App and web page records
----------------------------------------
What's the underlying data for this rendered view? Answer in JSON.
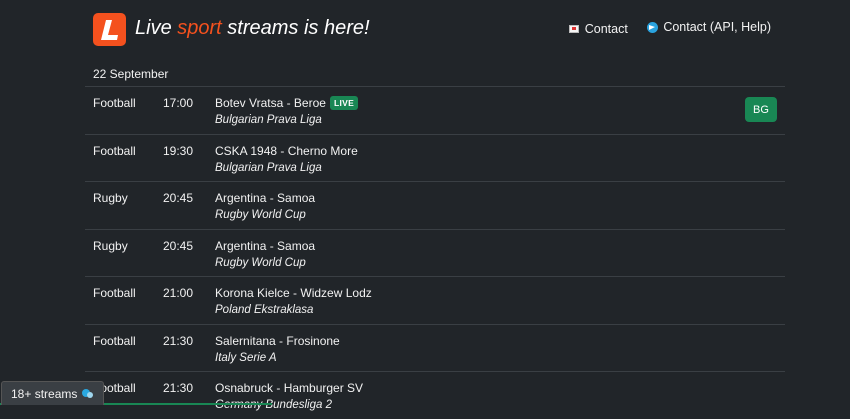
{
  "header": {
    "brand_part1": "Live ",
    "brand_accent": "sport",
    "brand_part2": " streams is here!",
    "contact_label": "Contact",
    "contact_api_label": "Contact (API, Help)"
  },
  "date": "22 September",
  "events": [
    {
      "sport": "Football",
      "time": "17:00",
      "match": "Botev Vratsa - Beroe",
      "live": "LIVE",
      "league": "Bulgarian Prava Liga",
      "lang": "BG"
    },
    {
      "sport": "Football",
      "time": "19:30",
      "match": "CSKA 1948 - Cherno More",
      "league": "Bulgarian Prava Liga"
    },
    {
      "sport": "Rugby",
      "time": "20:45",
      "match": "Argentina - Samoa",
      "league": "Rugby World Cup"
    },
    {
      "sport": "Rugby",
      "time": "20:45",
      "match": "Argentina - Samoa",
      "league": "Rugby World Cup"
    },
    {
      "sport": "Football",
      "time": "21:00",
      "match": "Korona Kielce - Widzew Lodz",
      "league": "Poland Ekstraklasa"
    },
    {
      "sport": "Football",
      "time": "21:30",
      "match": "Salernitana - Frosinone",
      "league": "Italy Serie A"
    },
    {
      "sport": "Football",
      "time": "21:30",
      "match": "Osnabruck - Hamburger SV",
      "league": "Germany Bundesliga 2"
    }
  ],
  "streams_button": "18+ streams",
  "colors": {
    "accent": "#f4511e",
    "background": "#212529",
    "live": "#198754",
    "border": "#3a3f44"
  }
}
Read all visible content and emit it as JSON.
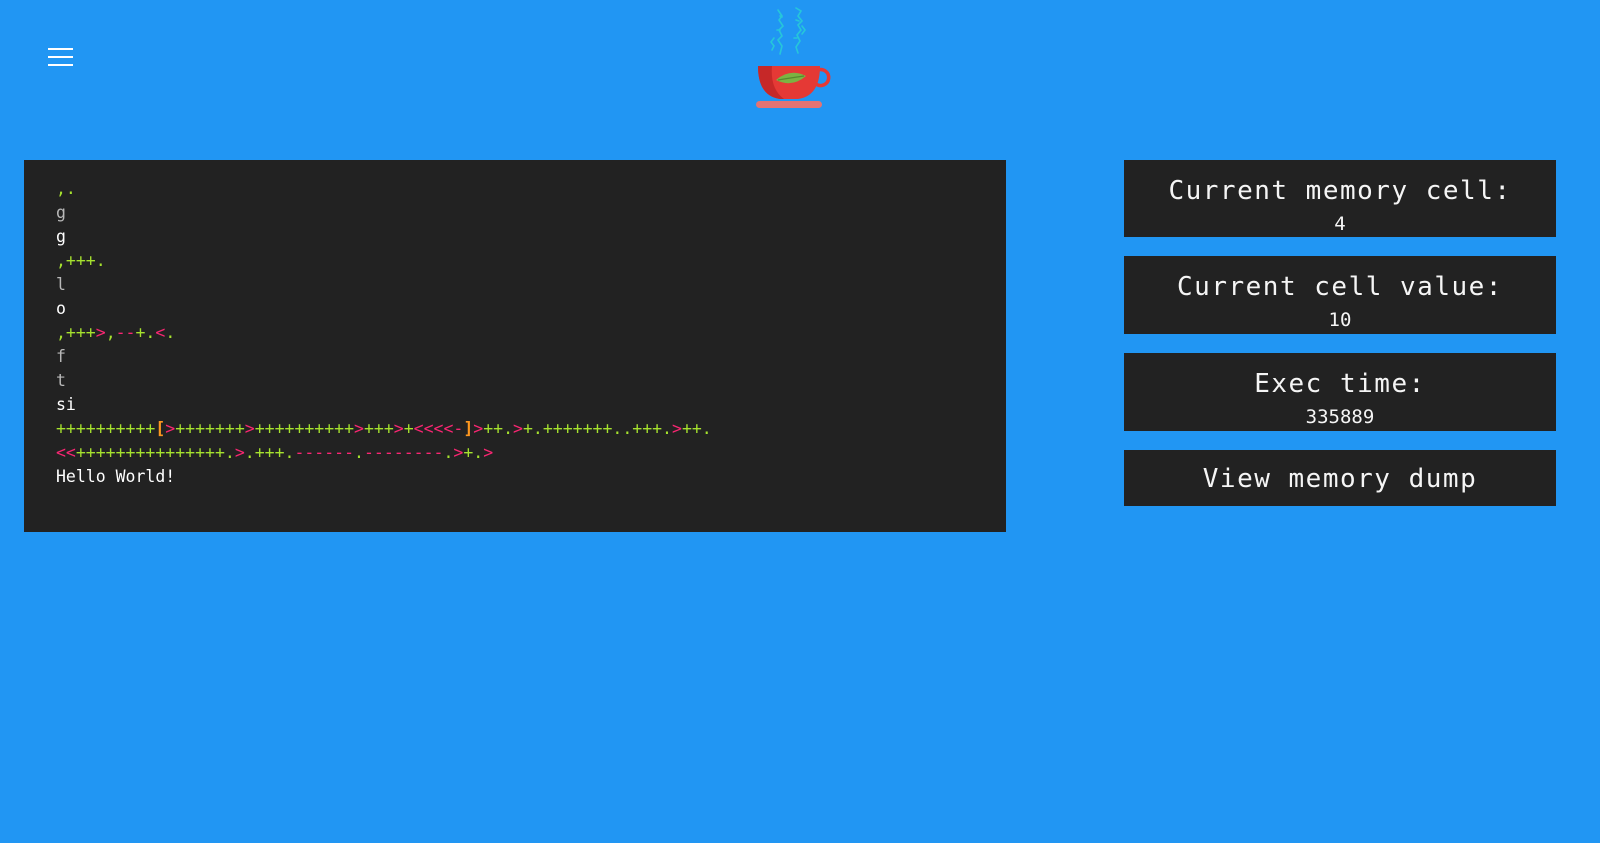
{
  "header": {
    "menu_icon": "hamburger-menu-icon",
    "logo_icon": "teacup-logo-icon"
  },
  "colors": {
    "background": "#2196f3",
    "panel": "#222222",
    "command_green": "#a6e22e",
    "command_pink": "#f92672",
    "bracket_orange": "#fd971f"
  },
  "editor": {
    "lines": [
      [
        {
          "t": ",.",
          "c": "t-in"
        }
      ],
      [
        {
          "t": "g",
          "c": "t-echo-dim"
        }
      ],
      [
        {
          "t": "g",
          "c": "t-echo"
        }
      ],
      [
        {
          "t": ",+++.",
          "c": "t-in"
        }
      ],
      [
        {
          "t": "l",
          "c": "t-echo-dim"
        }
      ],
      [
        {
          "t": "o",
          "c": "t-echo"
        }
      ],
      [
        {
          "t": ",+++",
          "c": "t-in"
        },
        {
          "t": ">",
          "c": "t-mv"
        },
        {
          "t": ",",
          "c": "t-in"
        },
        {
          "t": "--",
          "c": "t-dec"
        },
        {
          "t": "+.",
          "c": "t-inc"
        },
        {
          "t": "<",
          "c": "t-mv"
        },
        {
          "t": ".",
          "c": "t-out"
        }
      ],
      [
        {
          "t": "f",
          "c": "t-echo-dim"
        }
      ],
      [
        {
          "t": "t",
          "c": "t-echo-dim"
        }
      ],
      [
        {
          "t": "si",
          "c": "t-echo"
        }
      ],
      [
        {
          "t": "++++++++++",
          "c": "t-inc"
        },
        {
          "t": "[",
          "c": "t-br"
        },
        {
          "t": ">",
          "c": "t-mv"
        },
        {
          "t": "+++++++",
          "c": "t-inc"
        },
        {
          "t": ">",
          "c": "t-mv"
        },
        {
          "t": "++++++++++",
          "c": "t-inc"
        },
        {
          "t": ">",
          "c": "t-mv"
        },
        {
          "t": "+++",
          "c": "t-inc"
        },
        {
          "t": ">",
          "c": "t-mv"
        },
        {
          "t": "+",
          "c": "t-inc"
        },
        {
          "t": "<<<<",
          "c": "t-mv"
        },
        {
          "t": "-",
          "c": "t-dec"
        },
        {
          "t": "]",
          "c": "t-br"
        },
        {
          "t": ">",
          "c": "t-mv"
        },
        {
          "t": "++.",
          "c": "t-inc"
        },
        {
          "t": ">",
          "c": "t-mv"
        },
        {
          "t": "+.+++++++..+++.",
          "c": "t-inc"
        },
        {
          "t": ">",
          "c": "t-mv"
        },
        {
          "t": "++.",
          "c": "t-inc"
        }
      ],
      [
        {
          "t": "<<",
          "c": "t-mv"
        },
        {
          "t": "+++++++++++++++.",
          "c": "t-inc"
        },
        {
          "t": ">",
          "c": "t-mv"
        },
        {
          "t": ".+++.",
          "c": "t-inc"
        },
        {
          "t": "------",
          "c": "t-dec"
        },
        {
          "t": ".",
          "c": "t-out"
        },
        {
          "t": "--------",
          "c": "t-dec"
        },
        {
          "t": ".",
          "c": "t-out"
        },
        {
          "t": ">",
          "c": "t-mv"
        },
        {
          "t": "+.",
          "c": "t-inc"
        },
        {
          "t": ">",
          "c": "t-mv"
        }
      ],
      [
        {
          "t": "Hello World!",
          "c": "t-echo"
        }
      ]
    ]
  },
  "stats": {
    "memory_cell_label": "Current memory cell:",
    "memory_cell_value": "4",
    "cell_value_label": "Current cell value:",
    "cell_value_value": "10",
    "exec_time_label": "Exec time:",
    "exec_time_value": "335889",
    "memory_dump_button": "View memory dump"
  }
}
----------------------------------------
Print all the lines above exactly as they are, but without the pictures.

» **Worked solution**:
What's the underlying data for this rendered view? Answer in JSON.
{
  "header": {
    "brand_part1": "Live ",
    "brand_accent": "sport",
    "brand_part2": " streams is here!",
    "contact_label": "Contact",
    "contact_api_label": "Contact (API, Help)"
  },
  "date": "22 September",
  "events": [
    {
      "sport": "Football",
      "time": "17:00",
      "match": "Botev Vratsa - Beroe",
      "live": "LIVE",
      "league": "Bulgarian Prava Liga",
      "lang": "BG"
    },
    {
      "sport": "Football",
      "time": "19:30",
      "match": "CSKA 1948 - Cherno More",
      "league": "Bulgarian Prava Liga"
    },
    {
      "sport": "Rugby",
      "time": "20:45",
      "match": "Argentina - Samoa",
      "league": "Rugby World Cup"
    },
    {
      "sport": "Rugby",
      "time": "20:45",
      "match": "Argentina - Samoa",
      "league": "Rugby World Cup"
    },
    {
      "sport": "Football",
      "time": "21:00",
      "match": "Korona Kielce - Widzew Lodz",
      "league": "Poland Ekstraklasa"
    },
    {
      "sport": "Football",
      "time": "21:30",
      "match": "Salernitana - Frosinone",
      "league": "Italy Serie A"
    },
    {
      "sport": "Football",
      "time": "21:30",
      "match": "Osnabruck - Hamburger SV",
      "league": "Germany Bundesliga 2"
    }
  ],
  "streams_button": "18+ streams",
  "colors": {
    "accent": "#f4511e",
    "background": "#212529",
    "live": "#198754",
    "border": "#3a3f44"
  }
}
Read all visible content and emit it as JSON.
{
  "header": {
    "menu_icon": "hamburger-menu-icon",
    "logo_icon": "teacup-logo-icon"
  },
  "colors": {
    "background": "#2196f3",
    "panel": "#222222",
    "command_green": "#a6e22e",
    "command_pink": "#f92672",
    "bracket_orange": "#fd971f"
  },
  "editor": {
    "lines": [
      [
        {
          "t": ",.",
          "c": "t-in"
        }
      ],
      [
        {
          "t": "g",
          "c": "t-echo-dim"
        }
      ],
      [
        {
          "t": "g",
          "c": "t-echo"
        }
      ],
      [
        {
          "t": ",+++.",
          "c": "t-in"
        }
      ],
      [
        {
          "t": "l",
          "c": "t-echo-dim"
        }
      ],
      [
        {
          "t": "o",
          "c": "t-echo"
        }
      ],
      [
        {
          "t": ",+++",
          "c": "t-in"
        },
        {
          "t": ">",
          "c": "t-mv"
        },
        {
          "t": ",",
          "c": "t-in"
        },
        {
          "t": "--",
          "c": "t-dec"
        },
        {
          "t": "+.",
          "c": "t-inc"
        },
        {
          "t": "<",
          "c": "t-mv"
        },
        {
          "t": ".",
          "c": "t-out"
        }
      ],
      [
        {
          "t": "f",
          "c": "t-echo-dim"
        }
      ],
      [
        {
          "t": "t",
          "c": "t-echo-dim"
        }
      ],
      [
        {
          "t": "si",
          "c": "t-echo"
        }
      ],
      [
        {
          "t": "++++++++++",
          "c": "t-inc"
        },
        {
          "t": "[",
          "c": "t-br"
        },
        {
          "t": ">",
          "c": "t-mv"
        },
        {
          "t": "+++++++",
          "c": "t-inc"
        },
        {
          "t": ">",
          "c": "t-mv"
        },
        {
          "t": "++++++++++",
          "c": "t-inc"
        },
        {
          "t": ">",
          "c": "t-mv"
        },
        {
          "t": "+++",
          "c": "t-inc"
        },
        {
          "t": ">",
          "c": "t-mv"
        },
        {
          "t": "+",
          "c": "t-inc"
        },
        {
          "t": "<<<<",
          "c": "t-mv"
        },
        {
          "t": "-",
          "c": "t-dec"
        },
        {
          "t": "]",
          "c": "t-br"
        },
        {
          "t": ">",
          "c": "t-mv"
        },
        {
          "t": "++.",
          "c": "t-inc"
        },
        {
          "t": ">",
          "c": "t-mv"
        },
        {
          "t": "+.+++++++..+++.",
          "c": "t-inc"
        },
        {
          "t": ">",
          "c": "t-mv"
        },
        {
          "t": "++.",
          "c": "t-inc"
        }
      ],
      [
        {
          "t": "<<",
          "c": "t-mv"
        },
        {
          "t": "+++++++++++++++.",
          "c": "t-inc"
        },
        {
          "t": ">",
          "c": "t-mv"
        },
        {
          "t": ".+++.",
          "c": "t-inc"
        },
        {
          "t": "------",
          "c": "t-dec"
        },
        {
          "t": ".",
          "c": "t-out"
        },
        {
          "t": "--------",
          "c": "t-dec"
        },
        {
          "t": ".",
          "c": "t-out"
        },
        {
          "t": ">",
          "c": "t-mv"
        },
        {
          "t": "+.",
          "c": "t-inc"
        },
        {
          "t": ">",
          "c": "t-mv"
        }
      ],
      [
        {
          "t": "Hello World!",
          "c": "t-echo"
        }
      ]
    ]
  },
  "stats": {
    "memory_cell_label": "Current memory cell:",
    "memory_cell_value": "4",
    "cell_value_label": "Current cell value:",
    "cell_value_value": "10",
    "exec_time_label": "Exec time:",
    "exec_time_value": "335889",
    "memory_dump_button": "View memory dump"
  }
}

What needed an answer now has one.